  5. The Pathetic Earthling10:36 AM

    Or Gallipoli, for goodness' sake.

  6. Joseph Finn10:36 AM

    Wait, I thought you meant Hawke's father, who's the one who forces him to sign the letter condemning Keating. 'Cause he's just as bad as Leonard's father.

  7. Joseph Finn10:36 AM

    I'll admit I've never seen that one. I know!

  8. The ending has always bothered me, too. I feel like the "courage" of the boys standing on their desks for Keating is betrayed by their earlier cowardice. While their actions are understandable, it doesn't mean that they truly honored their teacher at the end with a gesture.

  9. The Pathetic Earthling2:11 PM

    Your homework then.

    What are you legs? Springs. Steel springs.
    How fast can you run? As fast as a leopard.
    How fast are you gonna run? As fast a leopard.

  10. The Pathetic Earthling2:11 PM

    He's a jerk, yes. But he's not a jerk in the same way as the fellow from my childhood of whom I am thinking. The "your going to Harvard to become a doctor" guy.

  11. Joseph Finn2:22 PM

    Oh dear. One of *those.*

  12. Or The Year of Living Dangerously, a movie I love, love love.

    (Or in the more popular realm, The Truman Show, for additional goodness' sake!)

  13. And yes, every one of the other screenplay contenders is better.

  14. Wait, TPE - do you now even hate Popeye!?

  15. Fred App9:34 PM

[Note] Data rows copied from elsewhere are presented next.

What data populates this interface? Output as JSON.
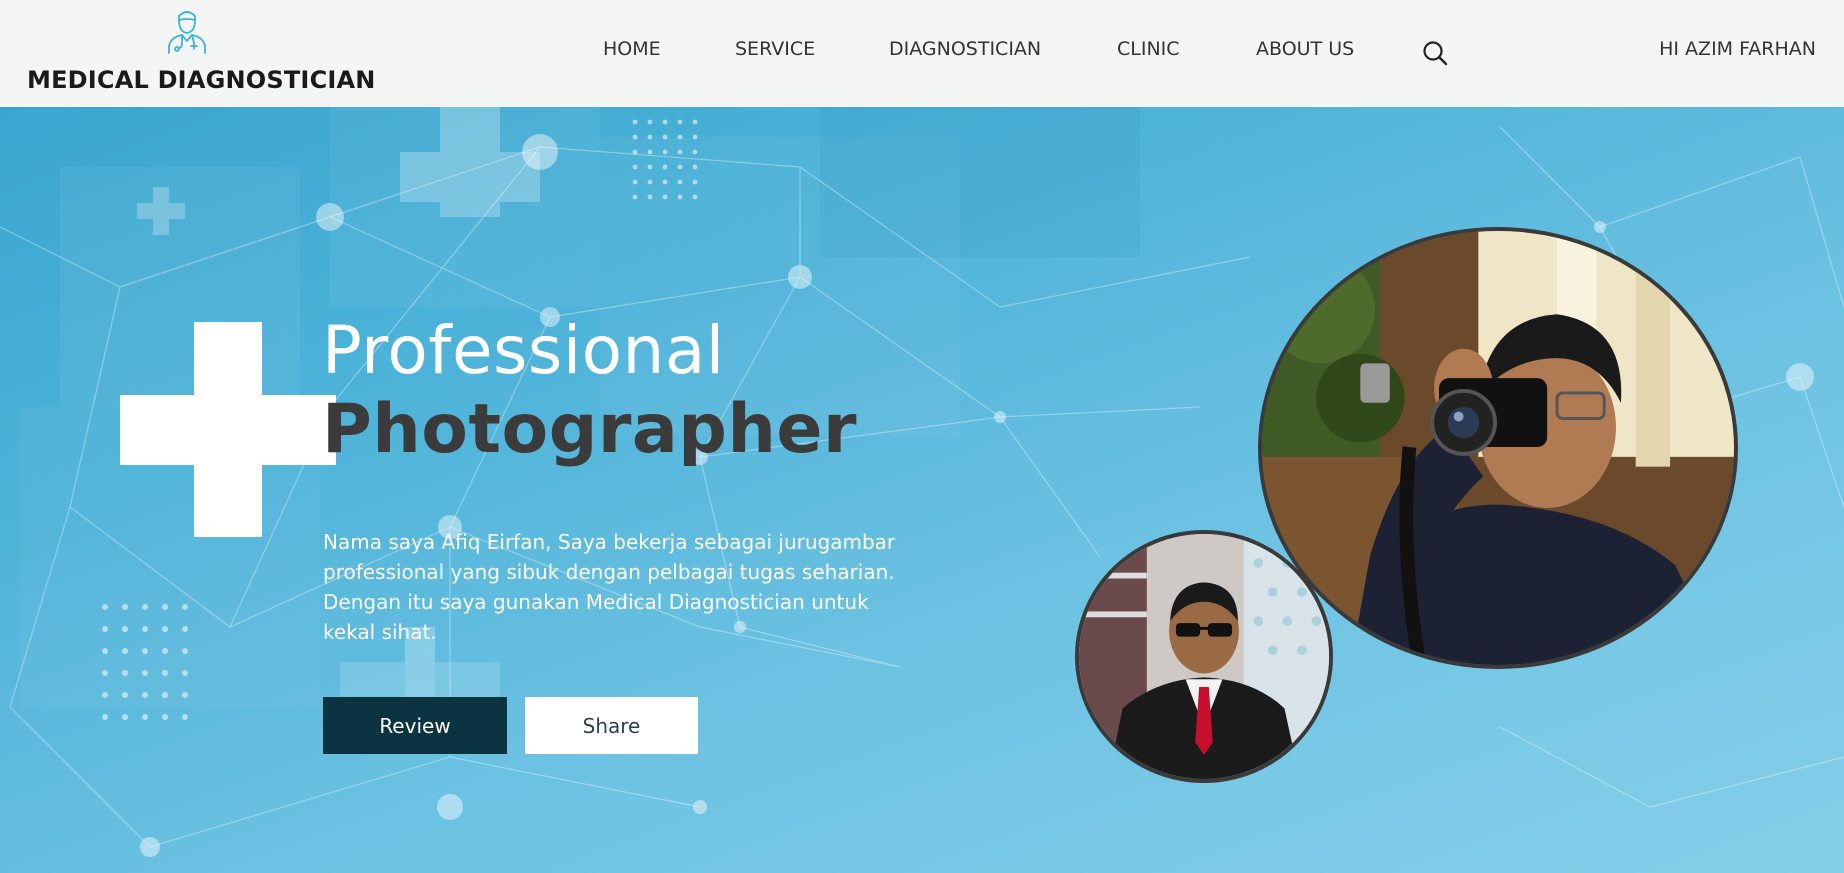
{
  "header": {
    "brand_name": "MEDICAL DIAGNOSTICIAN",
    "brand_icon": "doctor-icon",
    "nav": [
      {
        "label": "HOME"
      },
      {
        "label": "SERVICE"
      },
      {
        "label": "DIAGNOSTICIAN"
      },
      {
        "label": "CLINIC"
      },
      {
        "label": "ABOUT US"
      }
    ],
    "search_icon": "search-icon",
    "greeting": "HI AZIM FARHAN"
  },
  "hero": {
    "title_line1": "Professional",
    "title_line2": "Photographer",
    "description": "Nama saya Afiq Eirfan, Saya bekerja sebagai jurugambar professional yang sibuk dengan pelbagai tugas seharian. Dengan itu saya gunakan Medical Diagnostician untuk kekal sihat.",
    "review_label": "Review",
    "share_label": "Share"
  },
  "colors": {
    "accent": "#3ab4e0",
    "hero_bg": "#4eb3d9",
    "dark_button": "#0b3340",
    "title_dark": "#3b3b3b"
  }
}
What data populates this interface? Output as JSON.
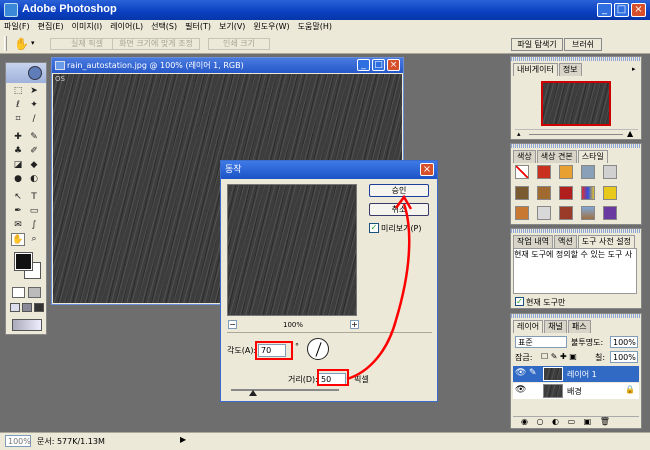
{
  "app": {
    "title": "Adobe Photoshop"
  },
  "menu": [
    "파일(F)",
    "편집(E)",
    "이미지(I)",
    "레이어(L)",
    "선택(S)",
    "필터(T)",
    "보기(V)",
    "윈도우(W)",
    "도움말(H)"
  ],
  "options": {
    "actual_pixels": "실제 픽셀",
    "fit_screen": "화면 크기에 맞게 조정",
    "print_size": "인쇄 크기",
    "file_browser": "파일 탐색기",
    "brushes": "브러쉬"
  },
  "document": {
    "title": "rain_autostation.jpg @ 100% (레이어 1, RGB)",
    "icon_text": "OS"
  },
  "dialog": {
    "title": "동작",
    "ok": "승인",
    "cancel": "취소",
    "preview_label": "미리보기(P)",
    "zoom_minus": "−",
    "zoom_plus": "+",
    "zoom": "100%",
    "angle_label": "각도(A):",
    "angle_value": "70",
    "angle_unit": "°",
    "distance_label": "거리(D):",
    "distance_value": "50",
    "distance_unit": "픽셀",
    "distance_level": 0.2
  },
  "navigator": {
    "tabs": [
      "내비게이터",
      "정보"
    ]
  },
  "color_panel": {
    "tabs": [
      "색상",
      "색상 견본",
      "스타일"
    ]
  },
  "preset_panel": {
    "tabs": [
      "작업 내역",
      "액션",
      "도구 사전 설정"
    ],
    "text": "현재 도구에 정의할 수 있는 도구 사",
    "checkbox": "현재 도구만"
  },
  "layers_panel": {
    "tabs": [
      "레이어",
      "채널",
      "패스"
    ],
    "blend_mode": "표준",
    "opacity_label": "불투명도:",
    "opacity_value": "100%",
    "lock_label": "잠금:",
    "fill_label": "칠:",
    "fill_value": "100%",
    "layers": [
      "레이어 1",
      "배경"
    ]
  },
  "status": {
    "zoom": "100%",
    "doc": "문서: 577K/1.13M"
  },
  "colors": {
    "accent_red": "#ff0000",
    "title_blue": "#0a3fc0"
  }
}
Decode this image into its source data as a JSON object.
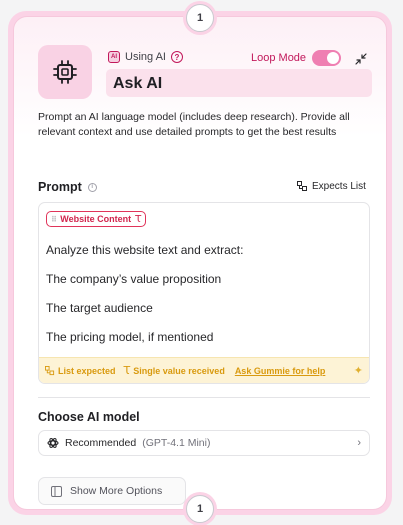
{
  "step_top": "1",
  "step_bottom": "1",
  "header": {
    "using_label": "Using AI",
    "ai_badge": "AI",
    "loop_mode_label": "Loop Mode",
    "loop_mode_on": true,
    "title": "Ask AI"
  },
  "description": "Prompt an AI language model (includes deep research). Provide all relevant context and use detailed prompts to get the best results",
  "prompt": {
    "label": "Prompt",
    "expects_list_label": "Expects List",
    "variable_chip": "Website Content",
    "lines": [
      "Analyze this website text and extract:",
      "The company’s value proposition",
      "The target audience",
      "The pricing model, if mentioned"
    ],
    "footer": {
      "list_expected": "List expected",
      "single_value": "Single value received",
      "help_link": "Ask Gummie for help"
    }
  },
  "model": {
    "label": "Choose AI model",
    "selected": "Recommended",
    "selected_detail": "(GPT-4.1 Mini)"
  },
  "show_more_label": "Show More Options",
  "colors": {
    "accent": "#c2185b",
    "card_border": "#fbd3e6",
    "warning": "#d99a0f",
    "chip": "#e0345a"
  }
}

    Of the other screenplay contenders, I was never a fan of "Sex, Lies and Videotape" and always thought it was overrated. On the other hand, the screenplays of "Crimes and Misdemeanors" and "Do The Right Thing" have always seemed to be under-rated. The plotting for both those movies is deceptively intricate; "Do The Right Thing," in particular, seems like it's just a Spike Lee comedy until you realize how all those seemingly separate storylines are converging in an ending that you may not have expected but in retrospective seems inevitable and true.